- **Data excerpts**
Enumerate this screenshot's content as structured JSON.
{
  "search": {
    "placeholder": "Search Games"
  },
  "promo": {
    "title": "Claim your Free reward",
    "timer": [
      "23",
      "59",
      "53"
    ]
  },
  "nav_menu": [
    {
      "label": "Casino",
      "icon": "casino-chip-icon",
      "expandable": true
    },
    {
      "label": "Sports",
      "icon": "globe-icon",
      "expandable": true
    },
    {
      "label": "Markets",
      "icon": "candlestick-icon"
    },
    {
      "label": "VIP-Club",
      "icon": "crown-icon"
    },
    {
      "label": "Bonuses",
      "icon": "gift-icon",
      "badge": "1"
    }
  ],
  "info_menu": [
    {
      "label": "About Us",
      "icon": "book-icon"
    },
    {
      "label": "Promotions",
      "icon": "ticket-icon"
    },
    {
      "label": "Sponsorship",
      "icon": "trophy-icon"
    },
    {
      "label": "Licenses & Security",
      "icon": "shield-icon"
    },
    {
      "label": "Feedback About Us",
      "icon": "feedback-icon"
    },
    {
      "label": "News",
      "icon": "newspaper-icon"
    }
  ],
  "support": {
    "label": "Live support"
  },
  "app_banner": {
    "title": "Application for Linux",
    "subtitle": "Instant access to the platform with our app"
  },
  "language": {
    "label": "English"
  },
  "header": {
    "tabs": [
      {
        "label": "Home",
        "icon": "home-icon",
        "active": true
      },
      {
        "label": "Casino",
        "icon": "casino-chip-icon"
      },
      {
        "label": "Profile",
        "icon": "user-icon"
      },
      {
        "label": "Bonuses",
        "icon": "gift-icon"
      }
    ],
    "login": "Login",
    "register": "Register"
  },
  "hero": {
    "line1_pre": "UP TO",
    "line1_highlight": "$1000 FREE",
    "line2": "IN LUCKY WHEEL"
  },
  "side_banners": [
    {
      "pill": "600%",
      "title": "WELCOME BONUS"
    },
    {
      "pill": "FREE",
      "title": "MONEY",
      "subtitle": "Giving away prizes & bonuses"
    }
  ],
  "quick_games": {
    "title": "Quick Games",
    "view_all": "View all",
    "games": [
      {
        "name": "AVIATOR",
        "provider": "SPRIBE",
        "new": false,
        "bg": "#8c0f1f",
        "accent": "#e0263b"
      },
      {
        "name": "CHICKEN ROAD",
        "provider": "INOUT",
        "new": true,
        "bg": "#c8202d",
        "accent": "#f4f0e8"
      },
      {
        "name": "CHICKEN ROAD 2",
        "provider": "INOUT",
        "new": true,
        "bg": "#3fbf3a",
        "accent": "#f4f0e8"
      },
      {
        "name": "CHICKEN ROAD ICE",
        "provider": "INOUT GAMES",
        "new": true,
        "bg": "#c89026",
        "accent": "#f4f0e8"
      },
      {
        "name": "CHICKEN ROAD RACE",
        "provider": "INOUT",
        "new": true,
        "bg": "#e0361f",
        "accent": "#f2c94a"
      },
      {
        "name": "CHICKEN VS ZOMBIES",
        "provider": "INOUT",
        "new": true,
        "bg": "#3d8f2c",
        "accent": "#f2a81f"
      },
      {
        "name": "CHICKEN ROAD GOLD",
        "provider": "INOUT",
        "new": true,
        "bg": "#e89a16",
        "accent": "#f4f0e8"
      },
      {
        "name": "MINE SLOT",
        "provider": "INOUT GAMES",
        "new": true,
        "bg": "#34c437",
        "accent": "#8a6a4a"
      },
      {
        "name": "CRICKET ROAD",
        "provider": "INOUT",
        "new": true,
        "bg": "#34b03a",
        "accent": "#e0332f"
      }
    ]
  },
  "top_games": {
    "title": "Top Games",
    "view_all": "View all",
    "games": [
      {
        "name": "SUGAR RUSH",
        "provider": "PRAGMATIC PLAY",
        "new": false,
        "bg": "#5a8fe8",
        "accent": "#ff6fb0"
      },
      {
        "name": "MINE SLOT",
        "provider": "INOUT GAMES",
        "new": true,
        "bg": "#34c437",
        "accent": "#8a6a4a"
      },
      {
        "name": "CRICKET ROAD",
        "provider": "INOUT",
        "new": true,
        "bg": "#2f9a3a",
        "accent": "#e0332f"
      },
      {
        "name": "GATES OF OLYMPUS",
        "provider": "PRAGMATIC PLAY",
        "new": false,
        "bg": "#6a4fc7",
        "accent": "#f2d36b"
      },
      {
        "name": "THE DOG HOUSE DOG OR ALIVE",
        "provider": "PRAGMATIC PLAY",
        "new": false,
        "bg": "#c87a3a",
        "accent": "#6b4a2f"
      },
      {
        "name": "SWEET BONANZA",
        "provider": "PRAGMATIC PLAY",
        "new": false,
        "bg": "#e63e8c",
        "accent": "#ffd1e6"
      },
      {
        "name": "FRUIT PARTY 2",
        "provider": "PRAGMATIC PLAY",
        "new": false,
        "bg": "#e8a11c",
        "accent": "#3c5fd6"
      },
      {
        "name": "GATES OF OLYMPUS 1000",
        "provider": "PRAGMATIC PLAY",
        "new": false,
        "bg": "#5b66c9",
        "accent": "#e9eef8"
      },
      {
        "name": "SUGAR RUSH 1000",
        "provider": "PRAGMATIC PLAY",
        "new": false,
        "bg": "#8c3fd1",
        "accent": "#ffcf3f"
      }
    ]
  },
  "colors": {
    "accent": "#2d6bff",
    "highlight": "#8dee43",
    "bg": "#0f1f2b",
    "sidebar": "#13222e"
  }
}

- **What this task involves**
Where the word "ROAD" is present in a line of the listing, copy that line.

- **Solution for this exercise**
        "name": "CHICKEN ROAD",
        "name": "CHICKEN ROAD 2",
        "name": "CHICKEN ROAD ICE",
        "name": "CHICKEN ROAD RACE",
        "name": "CHICKEN ROAD GOLD",
        "name": "CRICKET ROAD",
        "name": "CRICKET ROAD",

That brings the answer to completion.